The April edition of the Whiskey Explorers Club sat on my desk for a long time, and I left it there for many reasons, none of them very good ones. I was traveling with John and Bill early in the summer, and it was crazy pushing through until we left; it was hell finding Bill a good ferret-sitter; John needed help finding his temporarily misplaced moralism–you know, typical kind of stuff. OK, the last one is obviously false, but you get the idea. No good excuses there, so my apologies to Doug Stone for taking so long to say anything at all about the last flight from the WEC. To his credit, though, Doug has never asked anything in particular of us with respect to our writing about our experiences with the WEC, though we assume he’d prefer we write something rather than nothing.
After a trial run on the first iteration of WEC, we’ve tended not to reveal what’s in the flights, focusing instead more on how Doug Stone (who is the Founder and CEO of ForWhiskeyLovers.com) had been changing and improving the experience. Early on, we came to think of revealing what’s in the flights as jerk behavior, spoiling the surprise for others. Now, I think we see it differently: the value of the blind tasting is something to be protected. The WEC provides members with the opportunity to taste a variety of different whiskies or whiskeys and to nose and look at and taste them on their own merits, detached from a great label or a sexy bottle or an age statement. And let me tell you, it gives you a great perspective on whisky and whiskey to taste blind. In fact, in this last flight were a couple of expressions I knew well but couldn’t recognize easily. In part, that was because I found notes and flavors I didn’t remember in them from before, and I’m quite sure that my attention to these notes and flavors came from the fact that I was tasting blind.
It’s humbling to get the expression wrong when you’ve known it well and you have a one in five chance of guessing it. But that just goes to show what your knowledge of what you’re drinking affects your subjective experience of it. Not that there’s anything wrong with that, mind you: the whole experience of drinking whisky is rather subjective, but it’s good to blindfold your subjectivity a bit here and there and make your nose and your tongue and your eyes do the work on the liquid and only on the liquid.

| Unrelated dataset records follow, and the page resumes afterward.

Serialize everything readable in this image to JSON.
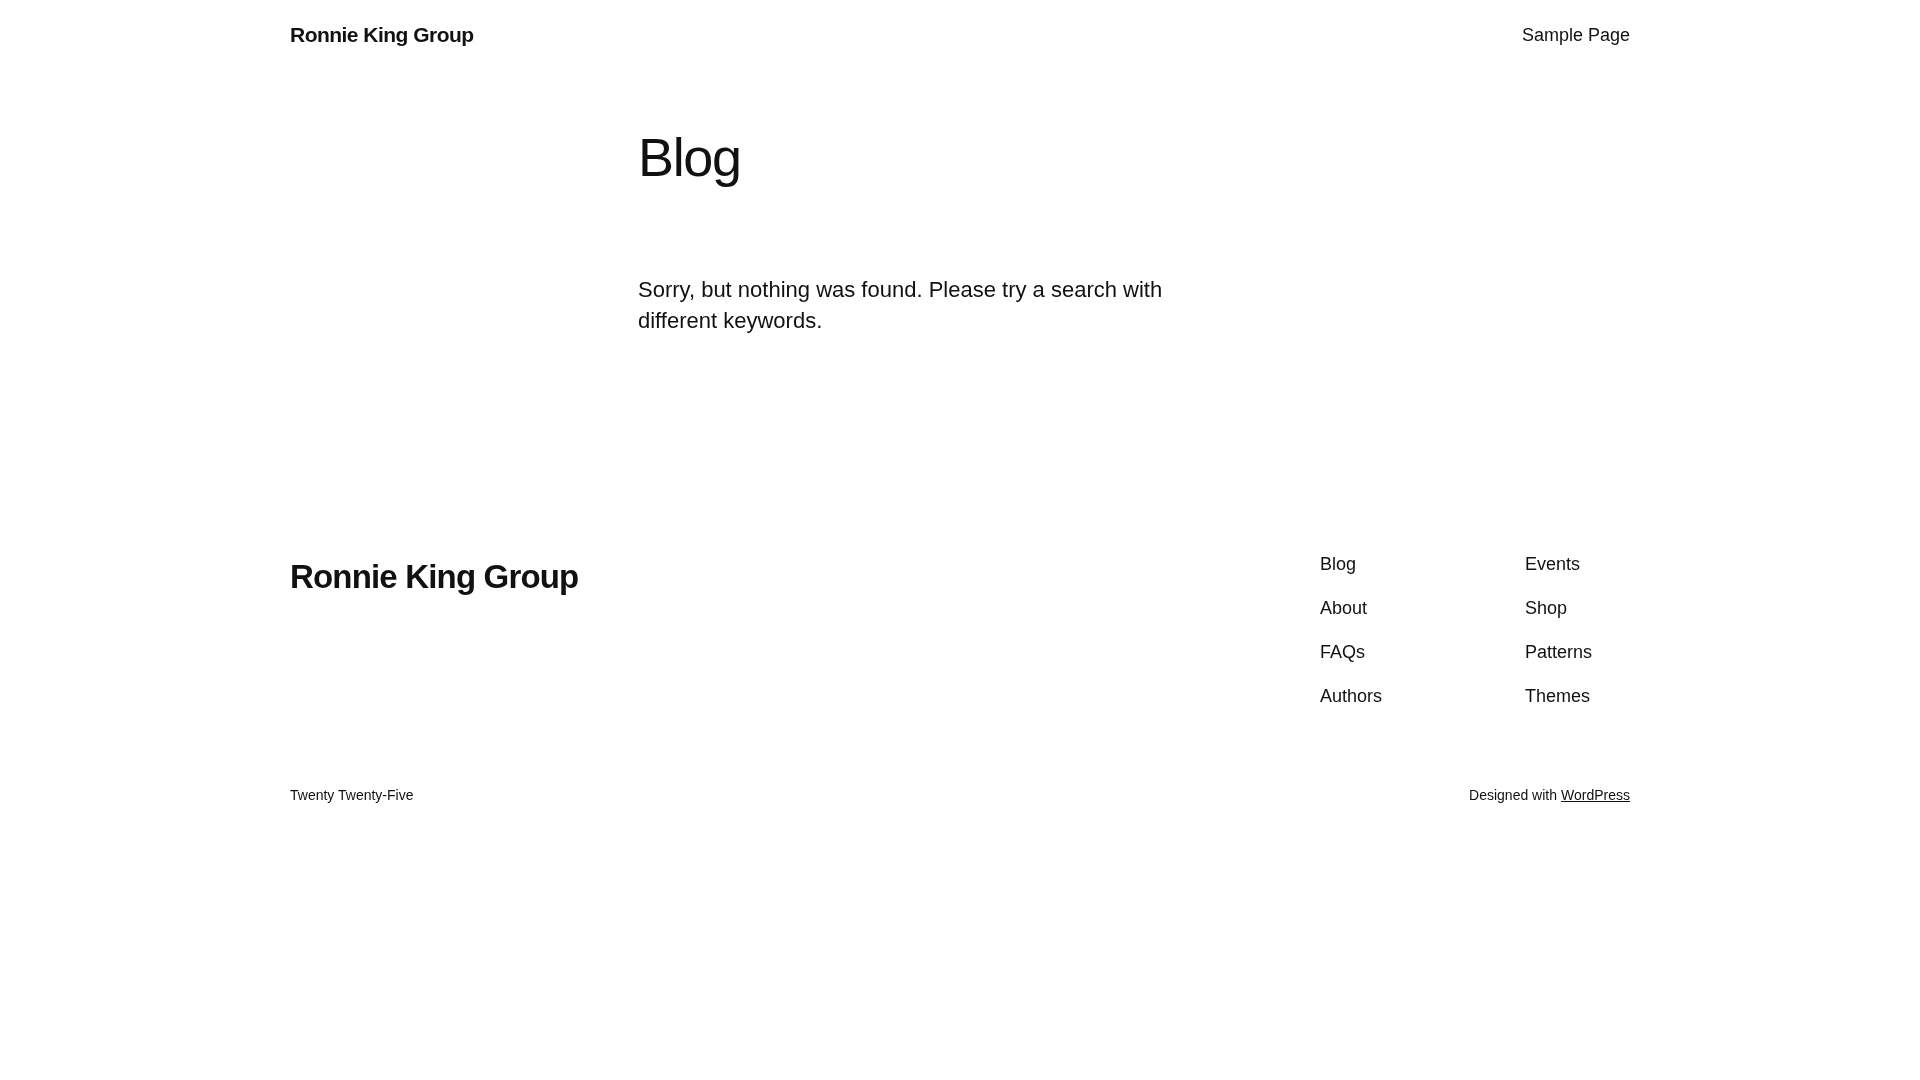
{
  "header": {
    "site_title": "Ronnie King Group",
    "nav": [
      "Sample Page"
    ]
  },
  "main": {
    "title": "Blog",
    "message": "Sorry, but nothing was found. Please try a search with different keywords."
  },
  "footer": {
    "site_title": "Ronnie King Group",
    "nav_columns": [
      [
        "Blog",
        "About",
        "FAQs",
        "Authors"
      ],
      [
        "Events",
        "Shop",
        "Patterns",
        "Themes"
      ]
    ],
    "theme_name": "Twenty Twenty-Five",
    "credit_prefix": "Designed with",
    "credit_link": "WordPress"
  }
}
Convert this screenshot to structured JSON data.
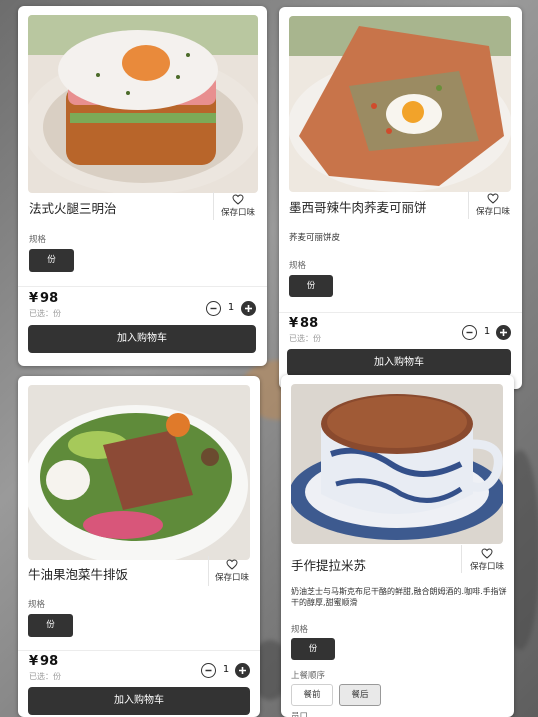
{
  "colors": {
    "button_dark": "#333333",
    "card": "#ffffff",
    "backdrop": "#7b7b7b"
  },
  "cards": [
    {
      "id": "croque",
      "title": "法式火腿三明治",
      "favorite_label": "保存口味",
      "description": "",
      "spec_label": "规格",
      "spec_option": "份",
      "price_symbol": "¥",
      "price": "98",
      "chosen": "已选：份",
      "quantity": "1",
      "cart_label": "加入购物车",
      "icons": [
        "heart-icon",
        "minus-icon",
        "plus-icon"
      ]
    },
    {
      "id": "crepe",
      "title": "墨西哥辣牛肉荞麦可丽饼",
      "favorite_label": "保存口味",
      "description": "荞麦可丽饼皮",
      "spec_label": "规格",
      "spec_option": "份",
      "price_symbol": "¥",
      "price": "88",
      "chosen": "已选：份",
      "quantity": "1",
      "cart_label": "加入购物车",
      "icons": [
        "heart-icon",
        "minus-icon",
        "plus-icon"
      ]
    },
    {
      "id": "bowl",
      "title": "牛油果泡菜牛排饭",
      "favorite_label": "保存口味",
      "description": "",
      "spec_label": "规格",
      "spec_option": "份",
      "price_symbol": "¥",
      "price": "98",
      "chosen": "已选：份",
      "quantity": "1",
      "cart_label": "加入购物车",
      "icons": [
        "heart-icon",
        "minus-icon",
        "plus-icon"
      ]
    },
    {
      "id": "tiramisu",
      "title": "手作提拉米苏",
      "favorite_label": "保存口味",
      "description": "奶油芝士与马斯克布尼干酪的鲜甜,融合朗姆酒的.咖啡.手指饼干的醇厚,甜蜜顺滑",
      "spec_label": "规格",
      "spec_option": "份",
      "serving_label": "上餐顺序",
      "serving_options": [
        "餐前",
        "餐后"
      ],
      "serving_selected": "餐后",
      "extra_label": "员口",
      "icons": [
        "heart-icon"
      ]
    }
  ]
}
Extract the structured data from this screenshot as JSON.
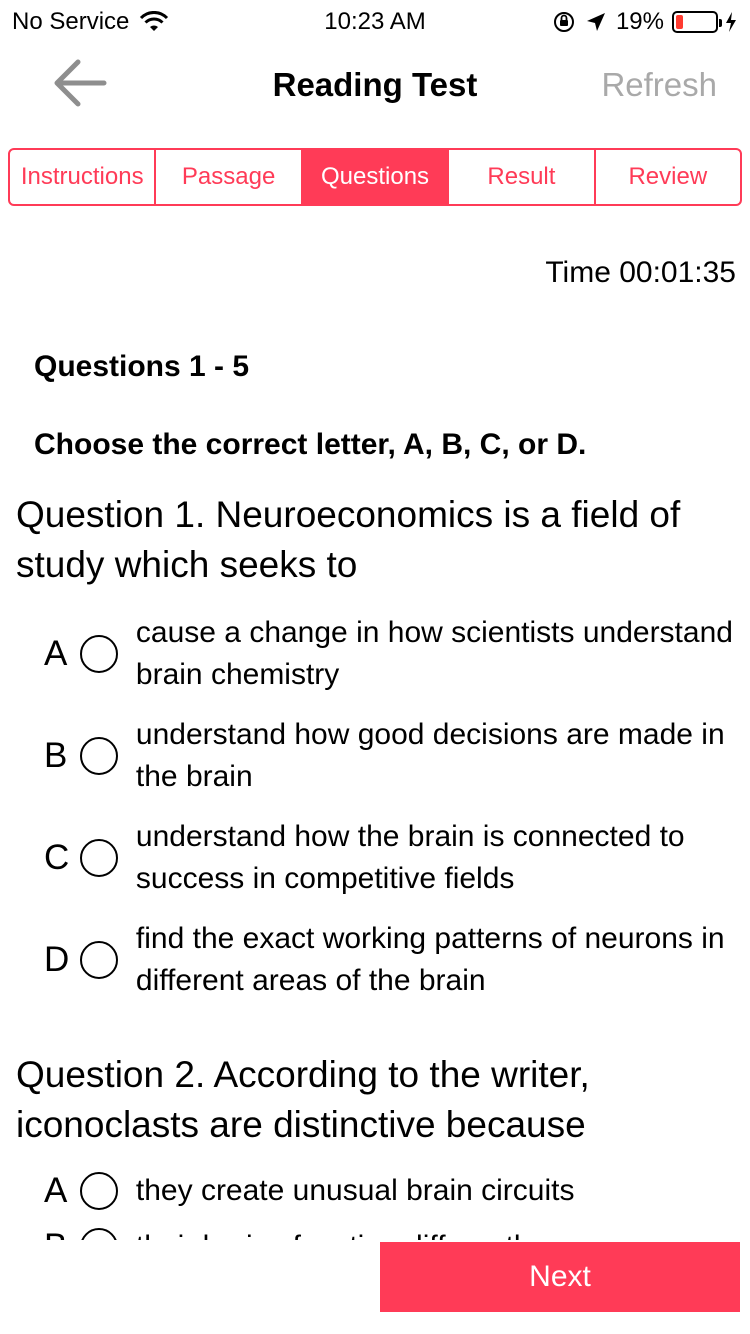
{
  "status": {
    "carrier": "No Service",
    "time": "10:23 AM",
    "battery_percent": "19%",
    "battery_level": 0.19,
    "battery_color": "#ff3b30"
  },
  "nav": {
    "title": "Reading Test",
    "refresh_label": "Refresh",
    "back_icon": "arrow-left-icon"
  },
  "tabs": [
    {
      "label": "Instructions",
      "active": false
    },
    {
      "label": "Passage",
      "active": false
    },
    {
      "label": "Questions",
      "active": true
    },
    {
      "label": "Result",
      "active": false
    },
    {
      "label": "Review",
      "active": false
    }
  ],
  "timer": "Time 00:01:35",
  "section": {
    "heading": "Questions 1 - 5",
    "instruction": "Choose the correct letter, A, B, C, or D."
  },
  "questions": [
    {
      "title": "Question 1. Neuroeconomics is a field of study which seeks to",
      "options": [
        {
          "letter": "A",
          "text": "cause a change in how scientists understand brain chemistry"
        },
        {
          "letter": "B",
          "text": "understand how good decisions are made in the brain"
        },
        {
          "letter": "C",
          "text": "understand how the brain is connected to success in competitive fields"
        },
        {
          "letter": "D",
          "text": "find the exact working patterns of neurons in different areas of the brain"
        }
      ]
    },
    {
      "title": "Question 2. According to the writer, iconoclasts are distinctive because",
      "options": [
        {
          "letter": "A",
          "text": "they create unusual brain circuits"
        },
        {
          "letter": "B",
          "text": "their brains function differently"
        }
      ]
    }
  ],
  "next_label": "Next",
  "accent_color": "#ff3b57"
}
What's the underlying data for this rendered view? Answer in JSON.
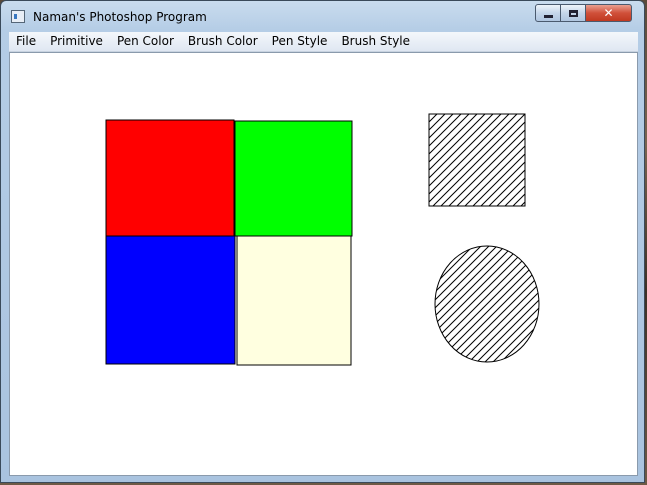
{
  "window": {
    "title": "Naman's Photoshop Program"
  },
  "menu": [
    "File",
    "Primitive",
    "Pen Color",
    "Brush Color",
    "Pen Style",
    "Brush Style"
  ],
  "canvas": {
    "background": "#ffffff",
    "shapes": [
      {
        "name": "red-square",
        "fill": "#ff0000"
      },
      {
        "name": "green-square",
        "fill": "#00ff00"
      },
      {
        "name": "blue-square",
        "fill": "#0000ff"
      },
      {
        "name": "cream-square",
        "fill": "#ffffe0"
      },
      {
        "name": "hatched-square",
        "fill": "diagonal-hatch"
      },
      {
        "name": "hatched-circle",
        "fill": "diagonal-hatch"
      }
    ]
  },
  "colors": {
    "red": "#ff0000",
    "green": "#00ff00",
    "blue": "#0000ff",
    "cream": "#ffffe0",
    "close": "#c8452e"
  }
}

Think of it as training.
You could probably stand to get in better shape.